New year resolutions to spring clean and purge often don’t last so these ideas may motivate you
EXPERT: Nicole Anzia, professional organiser and founder of Neatnik
Q: What are the main reasons why resolutions to be organised are derailed?
A: Trying to do it all in January and then stopping. People work really hard at decluttering and purging at the beginning of the year and then think they’re done. But organising isn’t something you’re ever done with. As long as things are coming into and leaving your home it’s a continual process. Do a little bit here and there and schedule regular time weekly or monthly to continue the work.
Q: What are your favourite organising and storage products?
A: Generally speaking clear bins from anywhere are great as you can clearly see the contents. Whatever storage containers you decide on, I would suggest buying a few extra so you have some on hand in case you can’t find more later.
Q: I’m overwhelmed by the clutter in my house. How do I find time to exercise, work, clean the house and declutter? Is there a way to do this that isn’t overwhelming?
A: Clutter is overwhelming and exhausting. A few thoughts: Set a timer for 30 minutes and try to conquer one space. If you finish before the time is up, move on to the next spot. Don’t try to do it all at once. You can have a friend come over to help if you can’t do it on your own.
Q: I’m fantastic at purging old, broken and useless items from my home, but when it comes to clothing, I struggle. I don’t change size, I’m careful when I wash things, and my style is simple, so most of my clothes remain in good or wearable condition for years and years. I worry that I will get rid of something and then realise I shouldn’t have. Obviously I’ll hang onto those special occasion clothing items that I truly treasure. Is there a good rule of thumb about this?
A: One thing that may help is to consider that because you have taken such good care of your things, someone else could probably use the items you’re no longer wearing. People will generally say that if you haven’t worn it in a year, you can get rid of it, but you need to use your own metric. Just as with all the other items you’ve managed to purge, clothing is also just stuff.
Q: I have a huge pile of paperwork to organise. Some is remodel stuff I need to save, some old bills I maybe don’t need to save and who knows what else. How do I begin and in what do I put all of the stuff I want to save?
A: As with all organising tasks, you just have to begin. I know a huge pile of paperwork is intimidating, but once you get going, you’ll find it’s much easier than you imagine, and you’ll be motivated to continue. Remodelling papers can be sorted and kept in a plastic bin with dividers for various categories. Old bills? Unless they are for valuable items or are related to a business, do you really need to keep them? Files can be stored in portable file boxes or in a filing cabinet. Anything that isn’t current can be kept in plastic file boxes.
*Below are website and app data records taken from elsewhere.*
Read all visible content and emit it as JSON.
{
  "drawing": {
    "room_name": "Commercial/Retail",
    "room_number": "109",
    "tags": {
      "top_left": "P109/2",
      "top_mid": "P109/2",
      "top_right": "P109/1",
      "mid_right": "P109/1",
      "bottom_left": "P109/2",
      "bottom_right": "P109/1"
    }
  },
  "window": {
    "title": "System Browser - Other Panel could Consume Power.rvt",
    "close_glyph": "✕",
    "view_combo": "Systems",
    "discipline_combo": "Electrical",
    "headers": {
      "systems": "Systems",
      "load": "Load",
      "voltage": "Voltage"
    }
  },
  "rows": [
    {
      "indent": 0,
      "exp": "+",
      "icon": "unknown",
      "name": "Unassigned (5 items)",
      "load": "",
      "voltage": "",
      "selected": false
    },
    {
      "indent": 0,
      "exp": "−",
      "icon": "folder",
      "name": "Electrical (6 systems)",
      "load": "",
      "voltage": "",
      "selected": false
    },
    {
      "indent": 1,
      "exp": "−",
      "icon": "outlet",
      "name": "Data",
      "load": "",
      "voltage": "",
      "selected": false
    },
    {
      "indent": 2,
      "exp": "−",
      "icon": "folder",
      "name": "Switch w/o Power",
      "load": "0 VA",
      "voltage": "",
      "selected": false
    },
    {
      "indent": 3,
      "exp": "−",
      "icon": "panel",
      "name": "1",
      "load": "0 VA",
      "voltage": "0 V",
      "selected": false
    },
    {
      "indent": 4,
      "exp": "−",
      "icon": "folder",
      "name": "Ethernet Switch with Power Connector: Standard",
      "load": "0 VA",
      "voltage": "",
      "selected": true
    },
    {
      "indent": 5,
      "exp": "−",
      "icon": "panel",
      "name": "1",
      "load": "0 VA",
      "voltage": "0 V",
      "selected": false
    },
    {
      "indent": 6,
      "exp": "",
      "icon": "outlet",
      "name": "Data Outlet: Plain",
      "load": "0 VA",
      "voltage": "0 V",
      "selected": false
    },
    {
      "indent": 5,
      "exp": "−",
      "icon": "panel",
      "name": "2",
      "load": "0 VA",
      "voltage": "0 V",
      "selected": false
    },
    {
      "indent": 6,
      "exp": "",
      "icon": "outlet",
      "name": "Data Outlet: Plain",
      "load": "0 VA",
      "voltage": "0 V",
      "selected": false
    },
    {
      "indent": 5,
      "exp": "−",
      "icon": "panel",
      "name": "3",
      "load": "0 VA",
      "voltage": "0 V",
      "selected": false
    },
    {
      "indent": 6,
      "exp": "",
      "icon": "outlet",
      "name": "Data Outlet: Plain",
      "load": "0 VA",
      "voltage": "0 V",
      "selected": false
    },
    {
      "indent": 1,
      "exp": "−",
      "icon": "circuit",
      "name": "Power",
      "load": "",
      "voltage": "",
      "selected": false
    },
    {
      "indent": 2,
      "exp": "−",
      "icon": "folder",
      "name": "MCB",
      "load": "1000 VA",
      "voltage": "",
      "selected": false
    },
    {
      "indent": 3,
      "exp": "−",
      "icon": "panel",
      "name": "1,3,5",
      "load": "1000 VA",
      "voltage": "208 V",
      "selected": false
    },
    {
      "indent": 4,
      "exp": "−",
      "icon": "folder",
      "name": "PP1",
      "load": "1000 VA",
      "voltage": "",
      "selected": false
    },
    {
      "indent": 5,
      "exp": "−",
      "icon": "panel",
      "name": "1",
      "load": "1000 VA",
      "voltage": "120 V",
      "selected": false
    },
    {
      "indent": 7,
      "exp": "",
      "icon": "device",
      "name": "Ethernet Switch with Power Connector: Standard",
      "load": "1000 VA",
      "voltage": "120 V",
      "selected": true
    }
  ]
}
Q: Many of my friends say they want to declutter but that their spouse hates parting with their things and becomes grumpy when presented with a plea to purge. What can you do to get someone to get on board to let go of stuff?
A: This is a common challenge and something I suggest you ask a third party to help with. Your spouse may be more likely to listen to someone who isn’t you and be open to purging things when someone else helps. Someone outside the relationship is likely to be less judgmental. Typically, once people get over their initial resistance and see progress, they see that it’s less difficult than they think and feel motivated to do more.
Q: I am preparing for a kitchen remodel that will include refinishing floors and moving furniture and china to accommodate the floor refinishing. We have begun purging unused kitchen items and other household items. Could you recommend a plan of attack for this endeavour? We have lived in this house for 25 years.
A: I would go drawer by drawer or cabinet by cabinet. Begin early enough so that you are not rushed. Do a little each day, and all the things you have not seen or used in a decade can go. Give some real thought to what you use most and set the things you’re undecided on aside to consider the following week. There are many good places to donate items where they will be put to good use by someone who needs them.